Task statement. Would you write out every entry exactly, but without the pictures?

BEGIN Record set

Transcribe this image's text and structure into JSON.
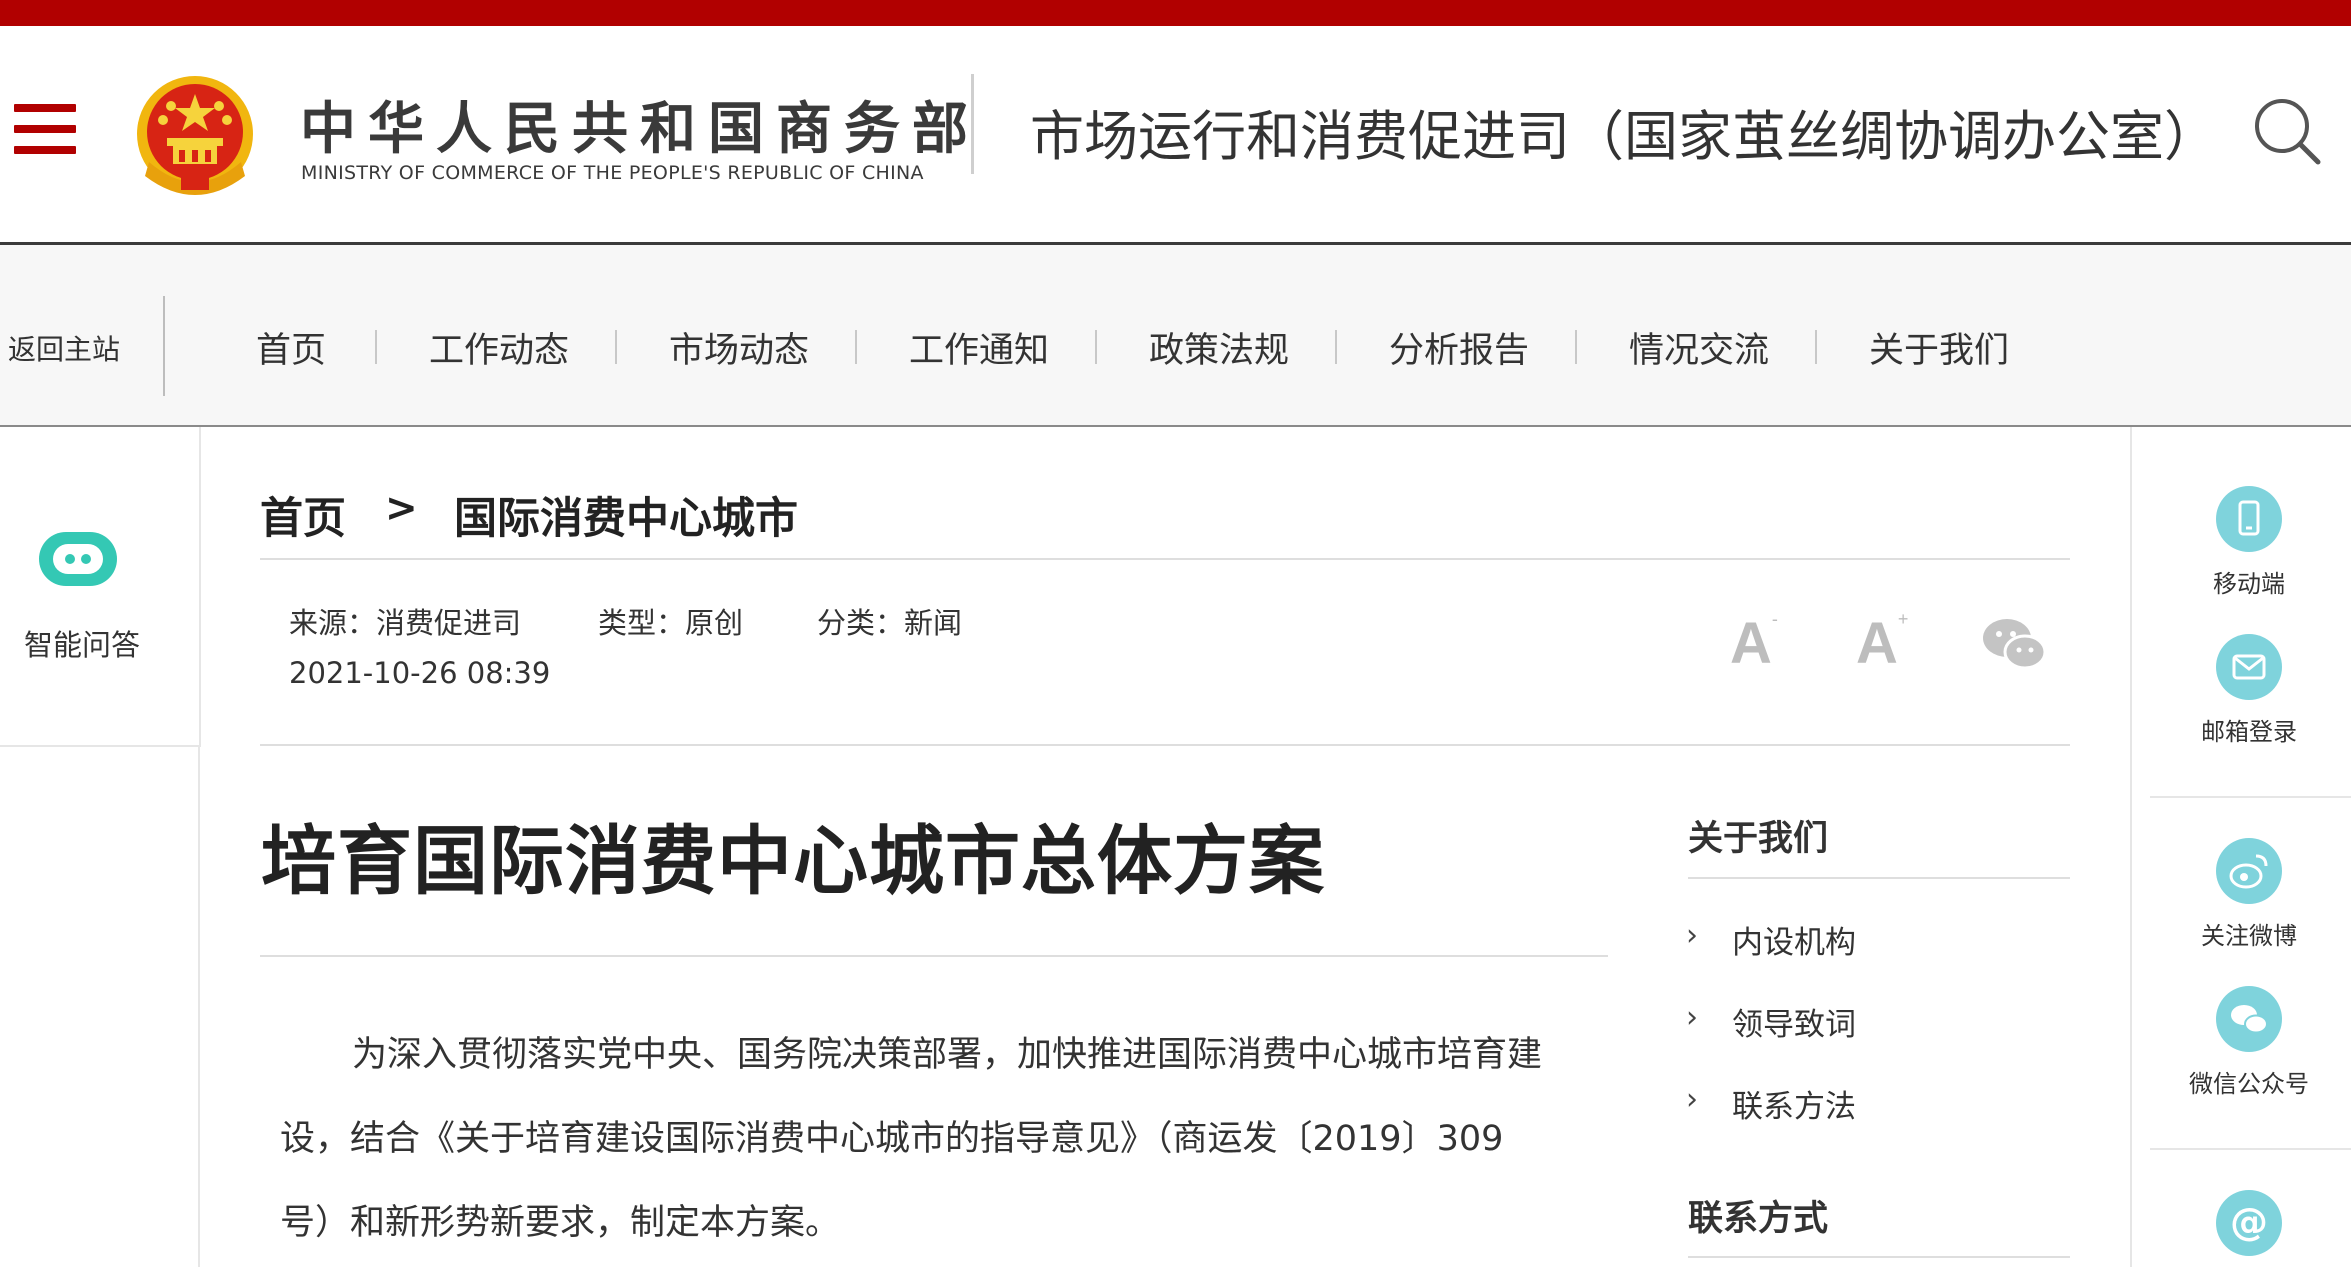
{
  "header": {
    "org_cn": "中华人民共和国商务部",
    "org_en": "MINISTRY OF COMMERCE OF THE PEOPLE'S REPUBLIC OF CHINA",
    "department": "市场运行和消费促进司（国家茧丝绸协调办公室）"
  },
  "nav": {
    "back_label": "返回主站",
    "items": [
      "首页",
      "工作动态",
      "市场动态",
      "工作通知",
      "政策法规",
      "分析报告",
      "情况交流",
      "关于我们"
    ]
  },
  "left_panel": {
    "assistant_label": "智能问答"
  },
  "right_panel": {
    "items": [
      {
        "label": "移动端",
        "icon": "mobile-icon"
      },
      {
        "label": "邮箱登录",
        "icon": "mail-icon"
      },
      {
        "label": "关注微博",
        "icon": "weibo-icon"
      },
      {
        "label": "微信公众号",
        "icon": "wechat-icon"
      },
      {
        "label": "",
        "icon": "at-icon"
      }
    ]
  },
  "breadcrumb": {
    "home": "首页",
    "separator": ">",
    "current": "国际消费中心城市"
  },
  "meta": {
    "source": "来源：消费促进司",
    "type": "类型：原创",
    "category": "分类：新闻",
    "datetime": "2021-10-26 08:39",
    "font_small": "A",
    "font_small_mark": "-",
    "font_large": "A",
    "font_large_mark": "+"
  },
  "article": {
    "title": "培育国际消费中心城市总体方案",
    "para_line1": "为深入贯彻落实党中央、国务院决策部署，加快推进国际消费中心城市培育建",
    "para_line2": "设，结合《关于培育建设国际消费中心城市的指导意见》（商运发〔2019〕309",
    "para_line3": "号）和新形势新要求，制定本方案。"
  },
  "sidebar": {
    "about_title": "关于我们",
    "about_links": [
      "内设机构",
      "领导致词",
      "联系方法"
    ],
    "contact_title": "联系方式"
  },
  "colors": {
    "brand_red": "#b10000",
    "icon_teal": "#7fd3dc",
    "text": "#333333"
  }
}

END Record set

Answer section.
Transcribe this image's text and structure into JSON.
{
  "header": {
    "org_cn": "中华人民共和国商务部",
    "org_en": "MINISTRY OF COMMERCE OF THE PEOPLE'S REPUBLIC OF CHINA",
    "department": "市场运行和消费促进司（国家茧丝绸协调办公室）"
  },
  "nav": {
    "back_label": "返回主站",
    "items": [
      "首页",
      "工作动态",
      "市场动态",
      "工作通知",
      "政策法规",
      "分析报告",
      "情况交流",
      "关于我们"
    ]
  },
  "left_panel": {
    "assistant_label": "智能问答"
  },
  "right_panel": {
    "items": [
      {
        "label": "移动端",
        "icon": "mobile-icon"
      },
      {
        "label": "邮箱登录",
        "icon": "mail-icon"
      },
      {
        "label": "关注微博",
        "icon": "weibo-icon"
      },
      {
        "label": "微信公众号",
        "icon": "wechat-icon"
      },
      {
        "label": "",
        "icon": "at-icon"
      }
    ]
  },
  "breadcrumb": {
    "home": "首页",
    "separator": ">",
    "current": "国际消费中心城市"
  },
  "meta": {
    "source": "来源：消费促进司",
    "type": "类型：原创",
    "category": "分类：新闻",
    "datetime": "2021-10-26 08:39",
    "font_small": "A",
    "font_small_mark": "-",
    "font_large": "A",
    "font_large_mark": "+"
  },
  "article": {
    "title": "培育国际消费中心城市总体方案",
    "para_line1": "为深入贯彻落实党中央、国务院决策部署，加快推进国际消费中心城市培育建",
    "para_line2": "设，结合《关于培育建设国际消费中心城市的指导意见》（商运发〔2019〕309",
    "para_line3": "号）和新形势新要求，制定本方案。"
  },
  "sidebar": {
    "about_title": "关于我们",
    "about_links": [
      "内设机构",
      "领导致词",
      "联系方法"
    ],
    "contact_title": "联系方式"
  },
  "colors": {
    "brand_red": "#b10000",
    "icon_teal": "#7fd3dc",
    "text": "#333333"
  }
}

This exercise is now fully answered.